Another way to add movement to a photo is to use the elements involved in the cooking process. This pile of asparagus is cooking on a grill and the wood is adding smoke to the surrounding area. I took advantage of the atmosphere surrounding the food and photographed it head-on to capture the smoke filling the scene.
Tip #4. Use Small Dishes
One trick I use when photographing nearly any plate or bowl of food is to use a dish that’s a bit smaller than I would use in real life. Unless it’s a design choice (such as a chef-plated meal with a large white plate, for example), you’ll want to make sure there’s not a lot of excess plate or bowl space left over in your scene. This helps fill the scene and make the food look big and beautiful.
In the above image, the items I was photographing were quite small. I wanted to place only a few items on the plate, but I also didn’t want there to be too much excess plate surrounding each item. Instead, I opted for a small plate (roughly 4 to 5 inches wide) so that I could easily zoom in on the food without being overwhelmed with the plate.
Sometimes, you’ll want to showcase a standard-sized dish of food, but you’ll want to make it look big and appetizing. For this setup of a traditional Thai noodle dish, I used a very small bowl. This makes the greens and other garnishes look large and delicious.
Set the Scene
It’s good practice to set up your scene as you would if you were going to sit down and eat. I like to add elements to the background that make sense, such as a beverage, utensils, and napkins.
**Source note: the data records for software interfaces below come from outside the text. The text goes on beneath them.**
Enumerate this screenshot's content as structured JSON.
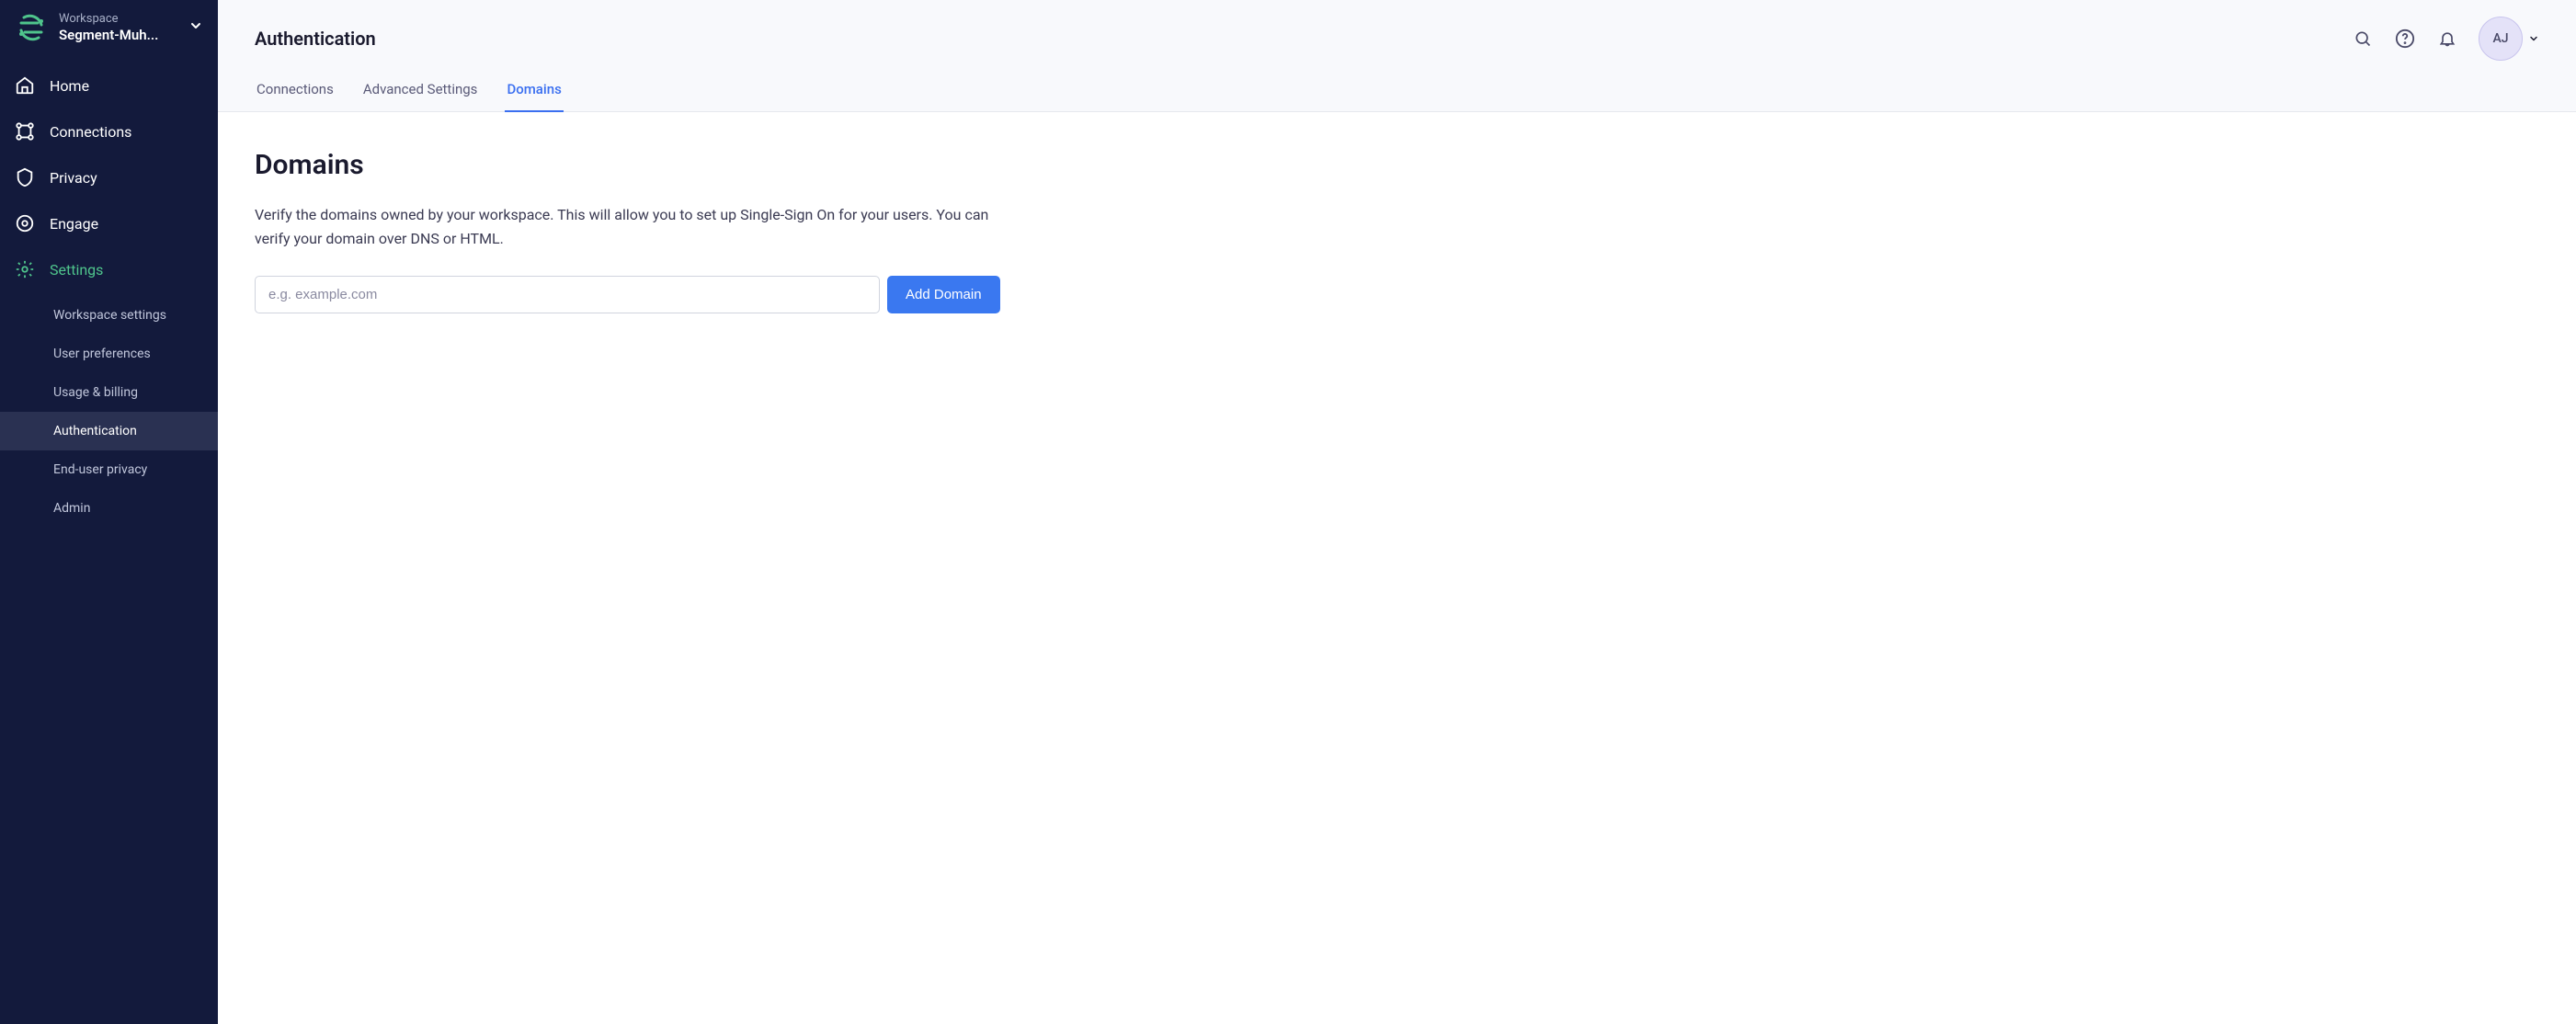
{
  "workspace": {
    "label": "Workspace",
    "name": "Segment-Muh..."
  },
  "sidebar": {
    "items": [
      {
        "label": "Home"
      },
      {
        "label": "Connections"
      },
      {
        "label": "Privacy"
      },
      {
        "label": "Engage"
      },
      {
        "label": "Settings"
      }
    ],
    "subItems": [
      {
        "label": "Workspace settings"
      },
      {
        "label": "User preferences"
      },
      {
        "label": "Usage & billing"
      },
      {
        "label": "Authentication"
      },
      {
        "label": "End-user privacy"
      },
      {
        "label": "Admin"
      }
    ]
  },
  "header": {
    "title": "Authentication",
    "avatar": "AJ"
  },
  "tabs": [
    {
      "label": "Connections"
    },
    {
      "label": "Advanced Settings"
    },
    {
      "label": "Domains"
    }
  ],
  "main": {
    "title": "Domains",
    "description": "Verify the domains owned by your workspace. This will allow you to set up Single-Sign On for your users. You can verify your domain over DNS or HTML.",
    "input_placeholder": "e.g. example.com",
    "button_label": "Add Domain"
  }
}
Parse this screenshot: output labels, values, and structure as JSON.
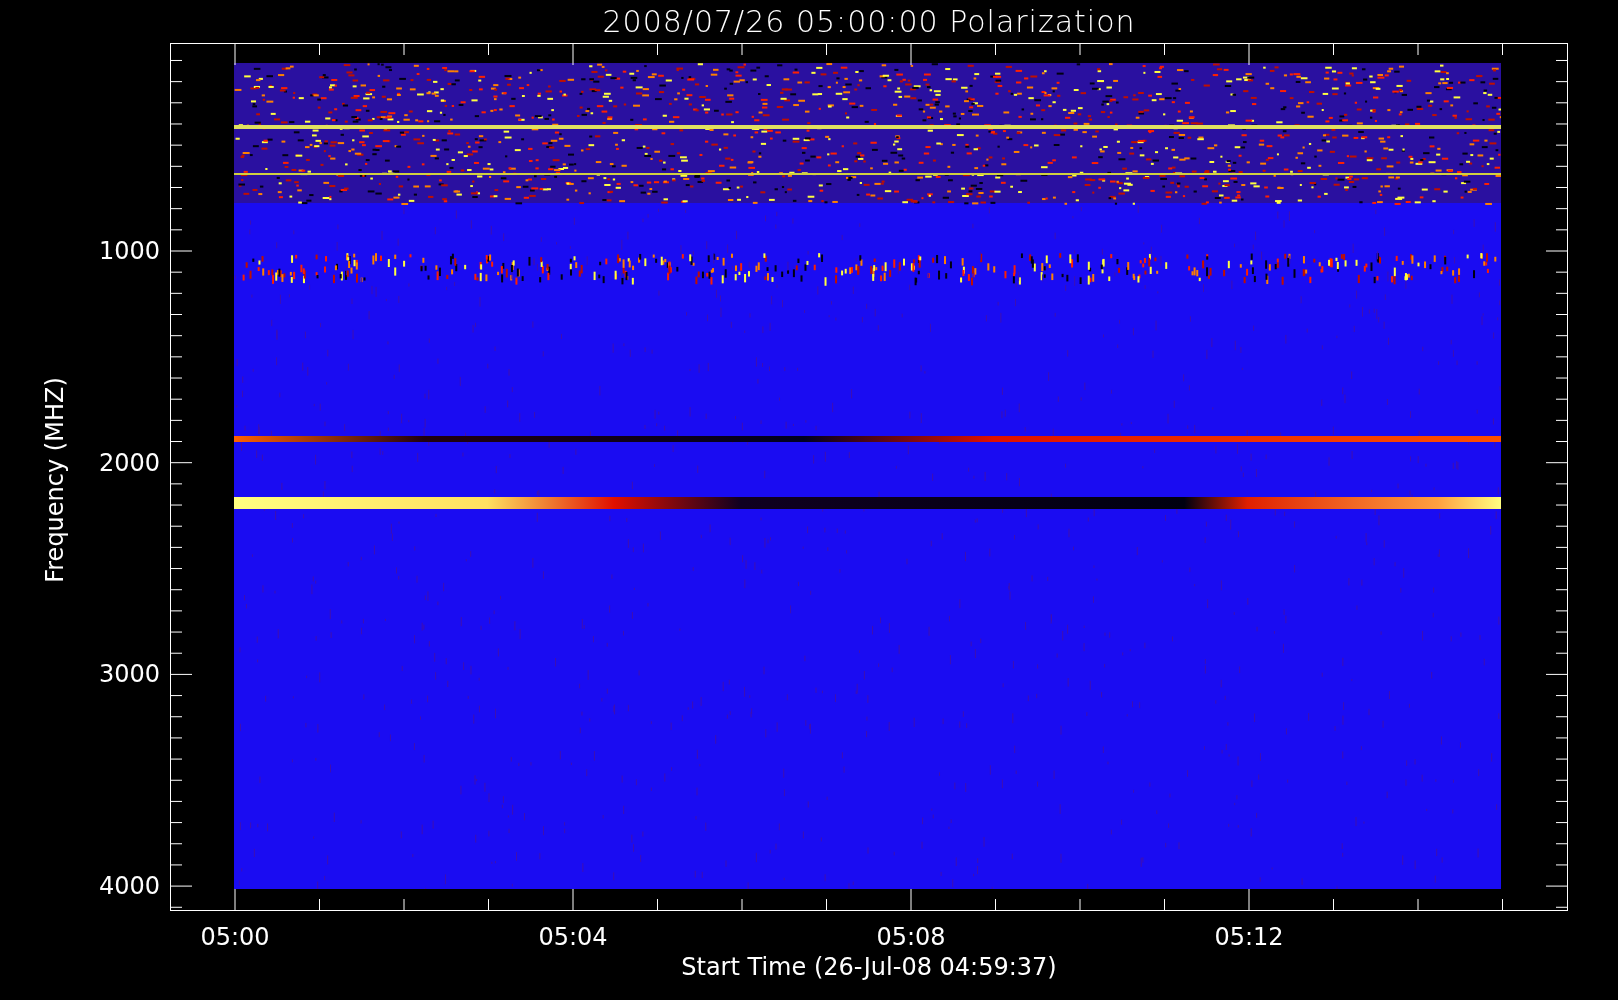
{
  "title": "2008/07/26 05:00:00 Polarization",
  "y_axis": {
    "label": "Frequency (MHZ)",
    "ticks": [
      "1000",
      "2000",
      "3000",
      "4000"
    ]
  },
  "x_axis": {
    "label": "Start Time (26-Jul-08 04:59:37)",
    "ticks": [
      "05:00",
      "05:04",
      "05:08",
      "05:12"
    ]
  }
}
Occasionally, I add full plates of food in the background to mimic a table setting for multiple diners.
What you want to avoid is adding uncooked items, such as uncut bell peppers or a head of garlic. Adding dishes in the background adds to the reality of the food setup and makes the photo feel more inviting.
For the above image, I used a light blue tablecloth to help bring out the blue in the blueberries. I also added a glass of orange juice in the background along with a small bowl of blueberries. As a result, we get a realistic addition to this table setting. To finish it, I added a fork in the scene, implying that you can sit down and take a bite.
This image of grapefruit salad is bright and colorful, but I didn’t want to forget the fork! I also added a second bowl of fruit salad in the background. It’s out of focus but adds depth.
Food Photography Tip #5. Give Your Food Photos Life in Post-Processing
The final step in creating a beautiful and mouth-watering food photograph is to edit it. With LuminarAI, you can boost the color (and even fix it as needed with the Color Cast Removal slider), add contrast and light with EnhanceAI, improve the details with StructureAI, and add a finishing touch with one of my favorite tools, Mystical. LuminarAI has a lot to offer and is incredibly useful for food images.
I hope you enjoyed this collection of food photography tips for tasty-looking images. A little prep and planning goes a long way towards improving food photography, whether for professional or personal use. Be sure to visit Skylum to get your own copy of LuminarAI and practice perfecting your food photography. Make your photos turn out as appealing as the dishes you’re photographing for $10 off the full purchase price. Use the following discount code: PHOTOARGUS.
About the author: Nicole S. Young is a professional photographer living in Oregon and the author of Food Photography: From Snapshots to Great Shots. In addition to food photography, Nicole focuses on landscape and travel photography as well as photography education. You can learn more about Nicole and view her portfolio on her website Nicolesy.